In honor of Earth Day...
There are plenty of childrens' books about the environment. One of the most interesting new ones is WORLD WITHOUT FISH by Mark Kurlansky (Workman Publishing, April 2011).
Part graphic novel, part history, part science, with section headings in a very large kid-friendly font, and lots of full-color illustrations throughout, this should appeal to today's internet-savvy readers. Kurlansky touches on global warming, pollution, and overfishing as the three main culprits in why the coral reefs are dying. He offers practical suggestions that kids themselves can follow. A fun and painless way to learn.
And now for the quotes:
"Here's what an e-reader is: a battery-operated slab... one-half inch thick, perhaps with an aluminum border, rubberized back, plastic, metal, silicon, a bit of gold, plus rare metals such as columbite-tantalite (Google it) ripped from the earth, often in war-torn Africa. To make one e-reader requires 33 pounds of minerals, plus 79 gallons of water to refine the minerals and produce the battery and printed writing."

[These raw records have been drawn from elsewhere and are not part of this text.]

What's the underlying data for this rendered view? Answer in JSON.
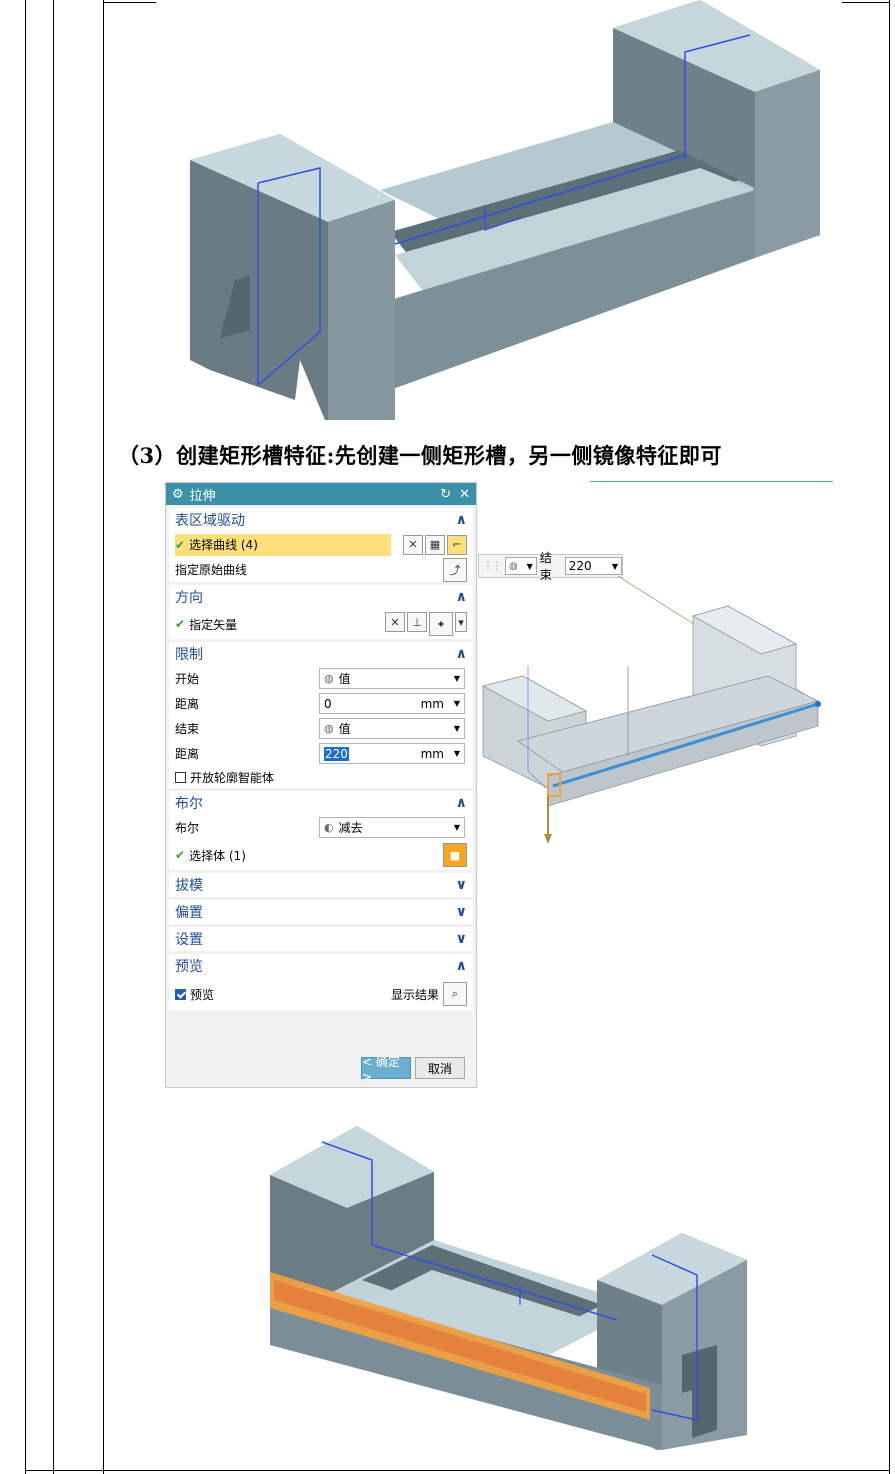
{
  "caption": "（3）创建矩形槽特征:先创建一侧矩形槽，另一侧镜像特征即可",
  "dialog": {
    "title": "拉伸",
    "sections": {
      "surface": {
        "title": "表区域驱动",
        "select_curve": "选择曲线 (4)",
        "specify_curve": "指定原始曲线"
      },
      "direction": {
        "title": "方向",
        "specify_vector": "指定矢量"
      },
      "limits": {
        "title": "限制",
        "start_label": "开始",
        "start_value": "值",
        "dist1_label": "距离",
        "dist1_value": "0",
        "dist1_unit": "mm",
        "end_label": "结束",
        "end_value": "值",
        "dist2_label": "距离",
        "dist2_value": "220",
        "dist2_unit": "mm",
        "open_profile": "开放轮廓智能体"
      },
      "boolean": {
        "title": "布尔",
        "bool_label": "布尔",
        "bool_value": "减去",
        "select_body": "选择体 (1)"
      },
      "draft": {
        "title": "拔模"
      },
      "offset": {
        "title": "偏置"
      },
      "settings": {
        "title": "设置"
      },
      "preview": {
        "title": "预览",
        "preview_label": "预览",
        "show_result": "显示结果"
      }
    },
    "ok": "< 确定 >",
    "cancel": "取消"
  },
  "float_toolbar": {
    "end_label": "结束",
    "end_value": "220"
  },
  "colors": {
    "title_bar": "#3b92a8",
    "section_text": "#1f4e96",
    "highlight": "#fde07c",
    "model_face": "#7b8d96",
    "model_top": "#c5d6de",
    "sketch_line": "#2f4fe6",
    "selected_edge": "#f5a13c"
  }
}
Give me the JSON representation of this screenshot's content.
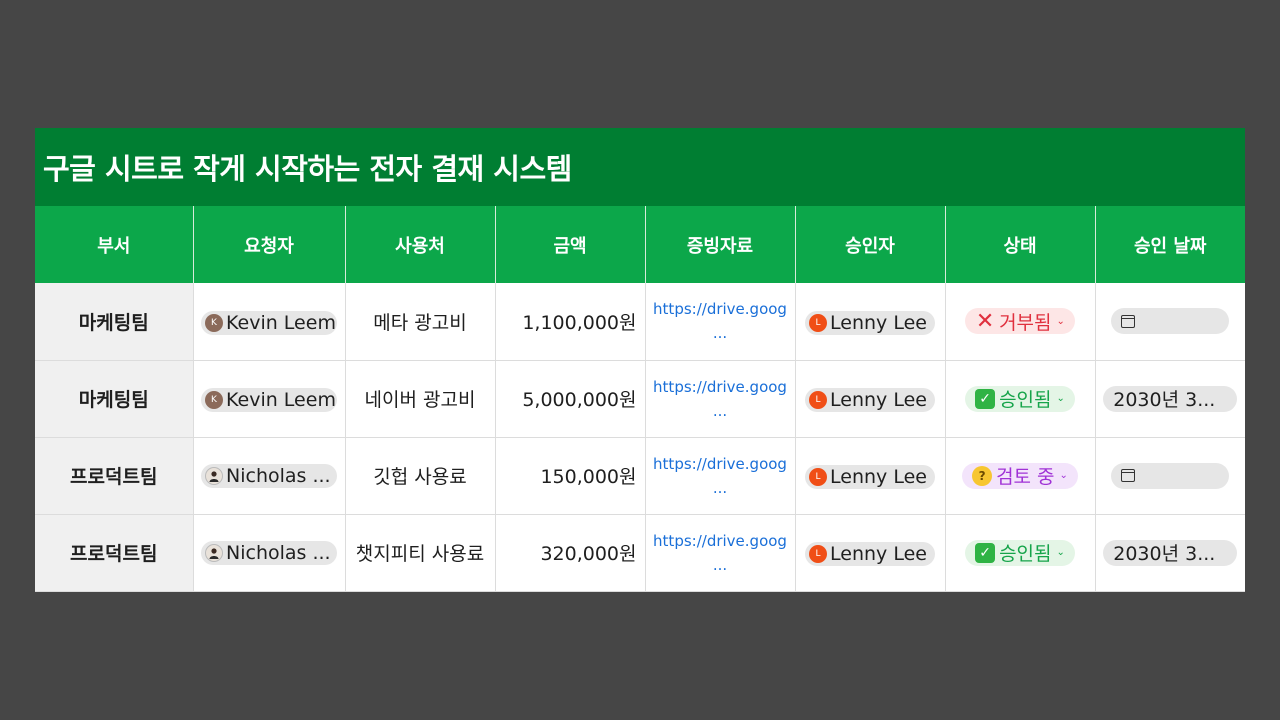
{
  "title": "구글 시트로 작게 시작하는 전자 결재 시스템",
  "columns": [
    "부서",
    "요청자",
    "사용처",
    "금액",
    "증빙자료",
    "승인자",
    "상태",
    "승인 날짜"
  ],
  "rows": [
    {
      "dept": "마케팅팀",
      "requester": "Kevin Leem",
      "requester_initial": "K",
      "usage": "메타 광고비",
      "amount": "1,100,000원",
      "link_line1": "https://drive.goog",
      "link_line2": "...",
      "approver": "Lenny Lee",
      "approver_initial": "L",
      "status": "거부됨",
      "status_icon": "❌",
      "date": ""
    },
    {
      "dept": "마케팅팀",
      "requester": "Kevin Leem",
      "requester_initial": "K",
      "usage": "네이버 광고비",
      "amount": "5,000,000원",
      "link_line1": "https://drive.goog",
      "link_line2": "...",
      "approver": "Lenny Lee",
      "approver_initial": "L",
      "status": "승인됨",
      "status_icon": "✅",
      "date": "2030년 3..."
    },
    {
      "dept": "프로덕트팀",
      "requester": "Nicholas ...",
      "usage": "깃헙 사용료",
      "amount": "150,000원",
      "link_line1": "https://drive.goog",
      "link_line2": "...",
      "approver": "Lenny Lee",
      "approver_initial": "L",
      "status": "검토 중",
      "status_icon": "🤔",
      "date": ""
    },
    {
      "dept": "프로덕트팀",
      "requester": "Nicholas ...",
      "usage": "챗지피티 사용료",
      "amount": "320,000원",
      "link_line1": "https://drive.goog",
      "link_line2": "...",
      "approver": "Lenny Lee",
      "approver_initial": "L",
      "status": "승인됨",
      "status_icon": "✅",
      "date": "2030년 3..."
    }
  ],
  "colors": {
    "title_bg": "#007e32",
    "header_bg": "#0ca74a",
    "page_bg": "#464646",
    "rejected": "#e0303e",
    "approved": "#16a44a",
    "review": "#a032d6"
  }
}
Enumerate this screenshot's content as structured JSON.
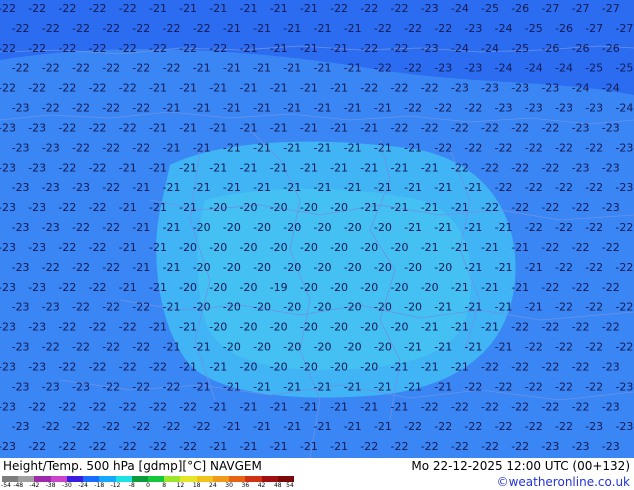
{
  "title": "Height/Temp. 500 hPa [gdmp][°C] NAVGEM",
  "valid_time": "Mo 22-12-2025 12:00 UTC (00+132)",
  "credit": "©weatheronline.co.uk",
  "colors": {
    "outer_field": "#2b6cf0",
    "mid_field": "#3a86f4",
    "inner_field": "#40b4f4",
    "core_field": "#45c0f2",
    "label_text": "#151a55",
    "border_lines": "#6a93e8",
    "credit_text": "#2233dd"
  },
  "colorbar": {
    "ticks": [
      "-54",
      "-48",
      "-42",
      "-38",
      "-30",
      "-24",
      "-18",
      "-12",
      "-8",
      "0",
      "8",
      "12",
      "18",
      "24",
      "30",
      "36",
      "42",
      "48",
      "54"
    ],
    "colors": [
      "#7d7d7d",
      "#a0a0a0",
      "#9b2ba8",
      "#cc44cc",
      "#3b1de0",
      "#1a6cff",
      "#14a8ff",
      "#1ee2e2",
      "#0c9b3c",
      "#14c83c",
      "#9ce62c",
      "#e6e629",
      "#f0c41c",
      "#f09a1c",
      "#e66414",
      "#d23214",
      "#a01010",
      "#7a0a0a"
    ]
  },
  "map_labels": [
    [
      "-22",
      "-22",
      "-22",
      "-22",
      "-22",
      "-21",
      "-21",
      "-21",
      "-21",
      "-21",
      "-21",
      "-22",
      "-22",
      "-22",
      "-23",
      "-24",
      "-25",
      "-26",
      "-27",
      "-27",
      "-27"
    ],
    [
      "-22",
      "-22",
      "-22",
      "-22",
      "-22",
      "-22",
      "-22",
      "-21",
      "-21",
      "-21",
      "-21",
      "-21",
      "-22",
      "-22",
      "-22",
      "-23",
      "-24",
      "-25",
      "-26",
      "-27",
      "-27"
    ],
    [
      "-22",
      "-22",
      "-22",
      "-22",
      "-22",
      "-22",
      "-22",
      "-22",
      "-21",
      "-21",
      "-21",
      "-21",
      "-22",
      "-22",
      "-23",
      "-24",
      "-24",
      "-25",
      "-26",
      "-26",
      "-26"
    ],
    [
      "-22",
      "-22",
      "-22",
      "-22",
      "-22",
      "-22",
      "-21",
      "-21",
      "-21",
      "-21",
      "-21",
      "-21",
      "-22",
      "-22",
      "-23",
      "-23",
      "-24",
      "-24",
      "-24",
      "-25",
      "-25"
    ],
    [
      "-22",
      "-22",
      "-22",
      "-22",
      "-22",
      "-21",
      "-21",
      "-21",
      "-21",
      "-21",
      "-21",
      "-21",
      "-22",
      "-22",
      "-22",
      "-23",
      "-23",
      "-23",
      "-23",
      "-24",
      "-24"
    ],
    [
      "-23",
      "-22",
      "-22",
      "-22",
      "-22",
      "-21",
      "-21",
      "-21",
      "-21",
      "-21",
      "-21",
      "-21",
      "-21",
      "-22",
      "-22",
      "-22",
      "-23",
      "-23",
      "-23",
      "-23",
      "-24"
    ],
    [
      "-23",
      "-23",
      "-22",
      "-22",
      "-22",
      "-21",
      "-21",
      "-21",
      "-21",
      "-21",
      "-21",
      "-21",
      "-21",
      "-22",
      "-22",
      "-22",
      "-22",
      "-22",
      "-22",
      "-23",
      "-23"
    ],
    [
      "-23",
      "-23",
      "-22",
      "-22",
      "-22",
      "-21",
      "-21",
      "-21",
      "-21",
      "-21",
      "-21",
      "-21",
      "-21",
      "-21",
      "-22",
      "-22",
      "-22",
      "-22",
      "-22",
      "-22",
      "-23"
    ],
    [
      "-23",
      "-23",
      "-22",
      "-22",
      "-21",
      "-21",
      "-21",
      "-21",
      "-21",
      "-21",
      "-21",
      "-21",
      "-21",
      "-21",
      "-21",
      "-22",
      "-22",
      "-22",
      "-22",
      "-23",
      "-23"
    ],
    [
      "-23",
      "-23",
      "-23",
      "-22",
      "-21",
      "-21",
      "-21",
      "-21",
      "-21",
      "-21",
      "-21",
      "-21",
      "-21",
      "-21",
      "-21",
      "-21",
      "-22",
      "-22",
      "-22",
      "-22",
      "-23"
    ],
    [
      "-23",
      "-23",
      "-22",
      "-22",
      "-21",
      "-21",
      "-21",
      "-20",
      "-20",
      "-20",
      "-20",
      "-20",
      "-21",
      "-21",
      "-21",
      "-21",
      "-22",
      "-22",
      "-22",
      "-22",
      "-23"
    ],
    [
      "-23",
      "-23",
      "-22",
      "-22",
      "-21",
      "-21",
      "-20",
      "-20",
      "-20",
      "-20",
      "-20",
      "-20",
      "-20",
      "-21",
      "-21",
      "-21",
      "-21",
      "-22",
      "-22",
      "-22",
      "-22"
    ],
    [
      "-23",
      "-23",
      "-22",
      "-22",
      "-21",
      "-21",
      "-20",
      "-20",
      "-20",
      "-20",
      "-20",
      "-20",
      "-20",
      "-20",
      "-21",
      "-21",
      "-21",
      "-21",
      "-22",
      "-22",
      "-22"
    ],
    [
      "-23",
      "-22",
      "-22",
      "-22",
      "-21",
      "-21",
      "-20",
      "-20",
      "-20",
      "-20",
      "-20",
      "-20",
      "-20",
      "-20",
      "-20",
      "-21",
      "-21",
      "-21",
      "-22",
      "-22",
      "-22"
    ],
    [
      "-23",
      "-23",
      "-22",
      "-22",
      "-21",
      "-21",
      "-20",
      "-20",
      "-20",
      "-19",
      "-20",
      "-20",
      "-20",
      "-20",
      "-20",
      "-21",
      "-21",
      "-21",
      "-22",
      "-22",
      "-22"
    ],
    [
      "-23",
      "-23",
      "-22",
      "-22",
      "-22",
      "-21",
      "-20",
      "-20",
      "-20",
      "-20",
      "-20",
      "-20",
      "-20",
      "-20",
      "-21",
      "-21",
      "-21",
      "-21",
      "-22",
      "-22",
      "-22"
    ],
    [
      "-23",
      "-23",
      "-22",
      "-22",
      "-22",
      "-21",
      "-21",
      "-20",
      "-20",
      "-20",
      "-20",
      "-20",
      "-20",
      "-20",
      "-21",
      "-21",
      "-21",
      "-22",
      "-22",
      "-22",
      "-22"
    ],
    [
      "-23",
      "-22",
      "-22",
      "-22",
      "-22",
      "-21",
      "-21",
      "-20",
      "-20",
      "-20",
      "-20",
      "-20",
      "-20",
      "-21",
      "-21",
      "-21",
      "-21",
      "-22",
      "-22",
      "-22",
      "-22"
    ],
    [
      "-23",
      "-23",
      "-22",
      "-22",
      "-22",
      "-22",
      "-21",
      "-21",
      "-20",
      "-20",
      "-20",
      "-20",
      "-20",
      "-21",
      "-21",
      "-21",
      "-22",
      "-22",
      "-22",
      "-22",
      "-23"
    ],
    [
      "-23",
      "-23",
      "-23",
      "-22",
      "-22",
      "-22",
      "-21",
      "-21",
      "-21",
      "-21",
      "-21",
      "-21",
      "-21",
      "-21",
      "-21",
      "-22",
      "-22",
      "-22",
      "-22",
      "-22",
      "-23"
    ],
    [
      "-23",
      "-22",
      "-22",
      "-22",
      "-22",
      "-22",
      "-22",
      "-21",
      "-21",
      "-21",
      "-21",
      "-21",
      "-21",
      "-21",
      "-22",
      "-22",
      "-22",
      "-22",
      "-22",
      "-22",
      "-23"
    ],
    [
      "-23",
      "-22",
      "-22",
      "-22",
      "-22",
      "-22",
      "-22",
      "-21",
      "-21",
      "-21",
      "-21",
      "-21",
      "-21",
      "-22",
      "-22",
      "-22",
      "-22",
      "-22",
      "-22",
      "-23",
      "-23"
    ],
    [
      "-23",
      "-22",
      "-22",
      "-22",
      "-22",
      "-22",
      "-22",
      "-21",
      "-21",
      "-21",
      "-21",
      "-21",
      "-22",
      "-22",
      "-22",
      "-22",
      "-22",
      "-22",
      "-23",
      "-23",
      "-23"
    ]
  ]
}
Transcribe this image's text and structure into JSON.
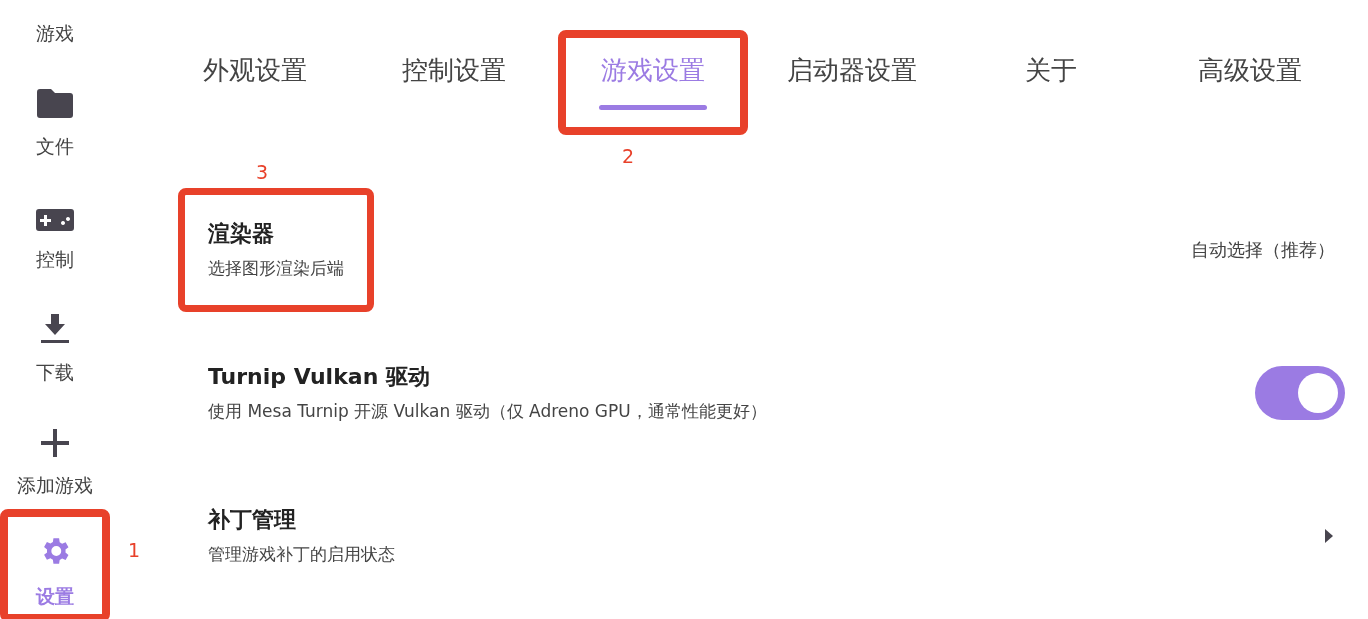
{
  "sidebar": {
    "items": [
      {
        "label": "游戏",
        "kind": "partial",
        "selected": false
      },
      {
        "label": "文件",
        "kind": "folder",
        "selected": false
      },
      {
        "label": "控制",
        "kind": "gamepad",
        "selected": false
      },
      {
        "label": "下载",
        "kind": "download",
        "selected": false
      },
      {
        "label": "添加游戏",
        "kind": "plus",
        "selected": false
      },
      {
        "label": "设置",
        "kind": "gear",
        "selected": true,
        "callout": "1"
      }
    ]
  },
  "tabs": [
    {
      "label": "外观设置",
      "selected": false
    },
    {
      "label": "控制设置",
      "selected": false
    },
    {
      "label": "游戏设置",
      "selected": true,
      "callout": "2"
    },
    {
      "label": "启动器设置",
      "selected": false
    },
    {
      "label": "关于",
      "selected": false
    },
    {
      "label": "高级设置",
      "selected": false
    }
  ],
  "settings": [
    {
      "kind": "value",
      "title": "渲染器",
      "subtitle": "选择图形渲染后端",
      "value": "自动选择（推荐）",
      "callout": "3"
    },
    {
      "kind": "toggle",
      "title": "Turnip Vulkan 驱动",
      "subtitle": "使用 Mesa Turnip 开源 Vulkan 驱动（仅 Adreno GPU，通常性能更好）",
      "on": true
    },
    {
      "kind": "link",
      "title": "补丁管理",
      "subtitle": "管理游戏补丁的启用状态"
    }
  ]
}
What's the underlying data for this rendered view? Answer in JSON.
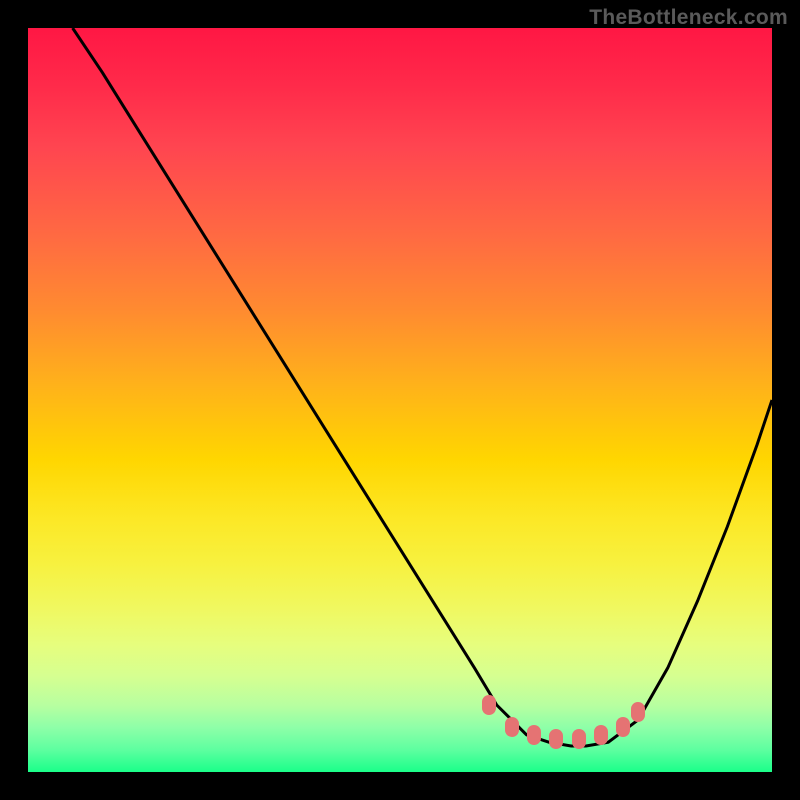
{
  "watermark": "TheBottleneck.com",
  "chart_data": {
    "type": "line",
    "title": "",
    "xlabel": "",
    "ylabel": "",
    "xlim": [
      0,
      100
    ],
    "ylim": [
      0,
      100
    ],
    "grid": false,
    "legend": false,
    "axes_visible": false,
    "background_gradient": {
      "direction": "vertical",
      "top_color": "#ff1744",
      "mid_color": "#ffd600",
      "bottom_color": "#1aff8a"
    },
    "series": [
      {
        "name": "bottleneck-curve",
        "color": "#000000",
        "x": [
          6,
          10,
          15,
          20,
          25,
          30,
          35,
          40,
          45,
          50,
          55,
          60,
          63,
          67,
          70,
          73,
          75,
          78,
          82,
          86,
          90,
          94,
          98,
          100
        ],
        "y": [
          100,
          94,
          86,
          78,
          70,
          62,
          54,
          46,
          38,
          30,
          22,
          14,
          9,
          5,
          4,
          3.5,
          3.5,
          4,
          7,
          14,
          23,
          33,
          44,
          50
        ]
      }
    ],
    "markers": {
      "name": "optimal-range",
      "color": "#e57373",
      "shape": "capsule",
      "points": [
        {
          "x": 62,
          "y": 9
        },
        {
          "x": 65,
          "y": 6
        },
        {
          "x": 68,
          "y": 5
        },
        {
          "x": 71,
          "y": 4.5
        },
        {
          "x": 74,
          "y": 4.5
        },
        {
          "x": 77,
          "y": 5
        },
        {
          "x": 80,
          "y": 6
        },
        {
          "x": 82,
          "y": 8
        }
      ]
    }
  }
}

"Then you figure that the 100 million e-readers will be outmoded in short order, to be replaced by 100 million new and improved devices."
"Here's what it takes to make a book, which... will be shared by many readers and preserved and appreciated... recycled paper, a dash of minerals, and two gallons of water. Batteries not necessary. If trees are harvested, they can be replanted."
All of the above quotes are from a PW article, "Books Without Batteries: The Negative Impacts of Technology," by Bill Henderson, April 11, 2011.
Henderson was summarizing a New York Times article from April 4, 2011. According to that article, "OP CHART: How Green is My I-Pad," by Daniel Goleman and Gregory Norris, "The adverse health impacts [on the general public] from making one e-reader are estimated to be 70 times greater than those for making a single book."
(I urge you to click on the links and read the full articles.)
Still enjoy your e-reader? Do you agree or disagree that e-readers are actually worse for the environment?